If a team had the ability to identify which players are most likely to exceed industry expectations, they would have a significant advantage over their competition. That is why I decided to create a model that tries to identify potential breakout performers.


The first thing I needed to do was to define what constitutes a breakout performance. I thought of several different definitions, but I decided to define a breakout performance as any player that exceeded their career high WAR in a single season by at least 2.0 WAR. So if a player had recorded a season of 0.0 WAR, they would need to have at least a 2.0 WAR season. If a player had recorded a season of 1.0 WAR, they would need to have at least a 3.0 WAR season and so on and so forth. Read the rest of this entry »

Previewing the CBA Deadline

MLB’s Collective Bargaining Agreement (CBA) is set to expire on December 1st. Unfortunately with all of the disagreements over issues including rule changes, profit sharing, and minor league living conditions, it’s possible that we could see a work stoppage similar to the one we saw in 1994.

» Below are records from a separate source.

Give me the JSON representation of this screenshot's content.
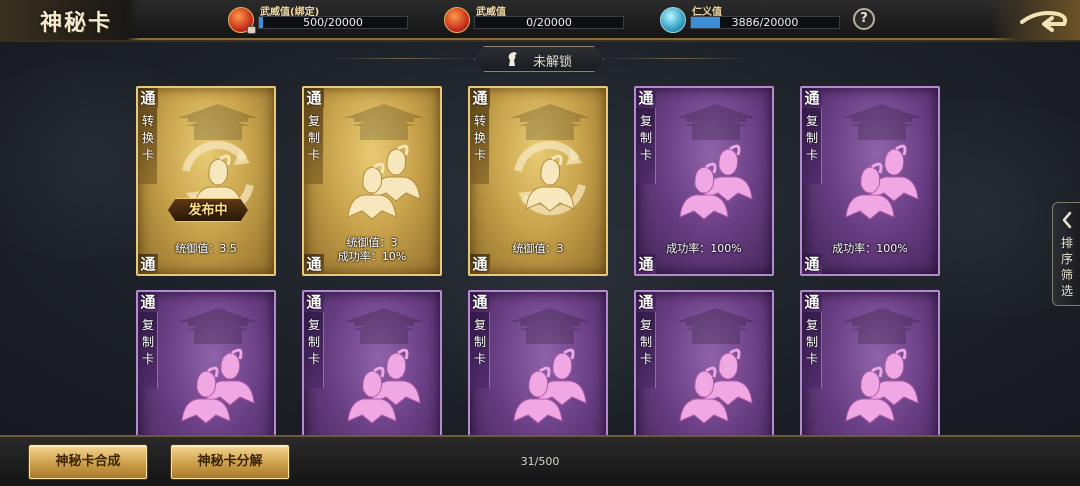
{
  "header": {
    "title": "神秘卡",
    "resources": [
      {
        "label": "武威值(绑定)",
        "value": "500/20000",
        "icon": "flame-coin-icon",
        "locked": true,
        "fill": 0.025
      },
      {
        "label": "武威值",
        "value": "0/20000",
        "icon": "flame-coin-icon",
        "locked": false,
        "fill": 0.0
      },
      {
        "label": "仁义值",
        "value": "3886/20000",
        "icon": "jade-orb-icon",
        "locked": false,
        "fill": 0.194
      }
    ],
    "help_label": "?"
  },
  "section": {
    "title": "未解锁",
    "icon": "horse-icon"
  },
  "cards": [
    {
      "grade": "通",
      "type": "转换卡",
      "variant": "gold",
      "art": "convert",
      "stats": [
        "统御值：3.5"
      ],
      "ribbon": "发布中"
    },
    {
      "grade": "通",
      "type": "复制卡",
      "variant": "gold",
      "art": "copy",
      "stats": [
        "统御值：3",
        "成功率：10%"
      ],
      "ribbon": ""
    },
    {
      "grade": "通",
      "type": "转换卡",
      "variant": "gold",
      "art": "convert",
      "stats": [
        "统御值：3"
      ],
      "ribbon": ""
    },
    {
      "grade": "通",
      "type": "复制卡",
      "variant": "purple",
      "art": "copy",
      "stats": [
        "成功率：100%"
      ],
      "ribbon": ""
    },
    {
      "grade": "通",
      "type": "复制卡",
      "variant": "purple",
      "art": "copy",
      "stats": [
        "成功率：100%"
      ],
      "ribbon": ""
    },
    {
      "grade": "通",
      "type": "复制卡",
      "variant": "purple",
      "art": "copy",
      "stats": [],
      "ribbon": ""
    },
    {
      "grade": "通",
      "type": "复制卡",
      "variant": "purple",
      "art": "copy",
      "stats": [],
      "ribbon": ""
    },
    {
      "grade": "通",
      "type": "复制卡",
      "variant": "purple",
      "art": "copy",
      "stats": [],
      "ribbon": ""
    },
    {
      "grade": "通",
      "type": "复制卡",
      "variant": "purple",
      "art": "copy",
      "stats": [],
      "ribbon": ""
    },
    {
      "grade": "通",
      "type": "复制卡",
      "variant": "purple",
      "art": "copy",
      "stats": [],
      "ribbon": ""
    }
  ],
  "side_tab": {
    "label": "排序筛选"
  },
  "footer": {
    "synthesize_label": "神秘卡合成",
    "decompose_label": "神秘卡分解",
    "count": "31/500"
  },
  "colors": {
    "gold_card": "#c9a44c",
    "purple_card": "#6a3f85",
    "accent_gold": "#e6c97a",
    "resource_bar": "#3c8fd6"
  }
}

The MLBPA’s website says the purpose of the CBA “is to set forth their agreement on certain terms and conditions of employment of all Major League Baseball Players for the duration of this Agreement.” This is vital to the league and many other major U.S. sports because it sets fair and ethical rules for players and teams to abide by. However, owners have historically dominated negotiations and kept the lion’s share of profits. In recent years, players have been much more open to speaking out, and there has been significant pushback in the media. If there aren’t substantial changes made by December, it would not be surprising to see another lockout or strike.

If there is no new CBA by December 1st, MLB rules say major league play will stop until it is renewed and there will be no moves allowed by any club. This will play a significant role this offseason regardless of whether the CBA gets renewed or not, as the potential scare of a delayed CBA may force teams to rush moves or wait longer on them. Read the rest of this entry »

David Fletcher’s 2021 Was Missing Something

What’s 0/573?

Baseball Savant knows, but they also know it’s useless information. This is precisely why they do not display it. And it’s a shame that they don’t display it.

If they did, it would show that David Fletcher is in the zeroth Percentile for Barrels.

For a quick refresher, Barrels are “a batted ball with the perfect combination of exit velocity and launch angle.” To qualify, a ball must be hit at least 98 mph. For that exit velocity, a launch angle of between 26-30 degrees is required. For every single mph increase, the range of acceptable launch angle degrees increases by two or three, up until 116 mph. At that level, any ball hit between 8-50 launch degrees is considered Barreled.

Fletcher didn’t do that once in 2021. Instead, he mustered eight “close calls” among his 573 batted ball events. Read the rest of this entry »